How to Make Church Fun and Filled With Joy
Everyone says they want the Sunday church experience to be joyful as well as a meaningful part of their life. No one wants church to be boring, awkward, or devoid of practical relevance. People have lots of opinions on how to make this happen—about everything from the music, the seating, the length of the sermon and whether or not the Bible is read from the king's English.
All of those things probably matter to some degree or other but I'm gonna propose something that I think is far more important to the life of the church than any of those things.
I used to travel from town to town with a band playing concerts. Sometimes we would show up to a venue and be awestruck by the facility. The big professional stage with state of the art gear, plenty of room for a big audience—maybe it was an old theatre or a new auditorium. It was exciting to set up our instruments and do the soundcheck, getting everything ready for the show.

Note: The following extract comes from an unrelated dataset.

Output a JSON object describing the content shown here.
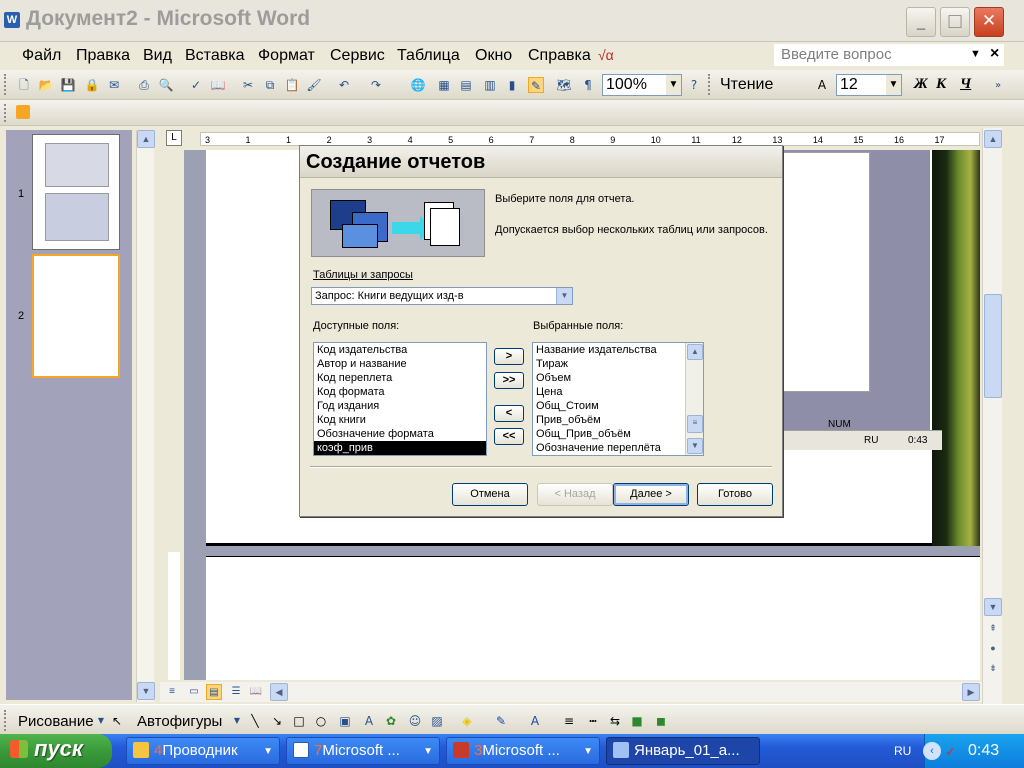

Then, when it was showtime—we'd peek our heads out from behind the curtain to get a glimpse of the crowd—and sometimes there'd just be a smattering of people. We'd still go out there and play our hearts out as long as there was at least one person but you have to know that playing to a full house is a heck of a lot more fun.
It's not only more fun for the band, it's more fun for the audience.
Now, don't misunderstand me—church isn't a concert—it's not about fun or entertainment or numbers. It is about getting together with God's people to worship Him and experience the comfort and challenge of gathering around His Word and promises, though. It's about singing and praying together with other believers.
When I started NewChurch in 2015 with a handful of people that wanted to worship God and love people along with me, I didn't know what the hardest part of doing this ministry was going to be. It turns out that the most difficult and heart-breaking thing about starting a church is when I peek my head out from behind the curtain and you're not there.
I miss you when you don't come. It's not the same without you. It matters whether you show up or not. Yes, you.
Writing this kinda goes against the unwritten rule in professional church-work that we're not supposed to even hint at negative ideas. Like, we're always supposed to spin things in the most positive way possible. Okay, fine, how's this:
I can't wait to see you all this Saturday night (for the Fantastical Amazingly Jesus Christmas Concert) and Sunday morning for our awesome weekly worship service. I'm also looking forward to being with my NewChurch spiritual family on Christmas Eve as we have an epic time celebrating the birth of Jesus together.
We have grown over the past (almost) three years, and we continue to grow (thanks be to GOD!) but what I want you to know is this—we all really miss you when you don't come to church. Other than Jesus—Who is the reason we get together in the first place—the most important person to the life of the church is you.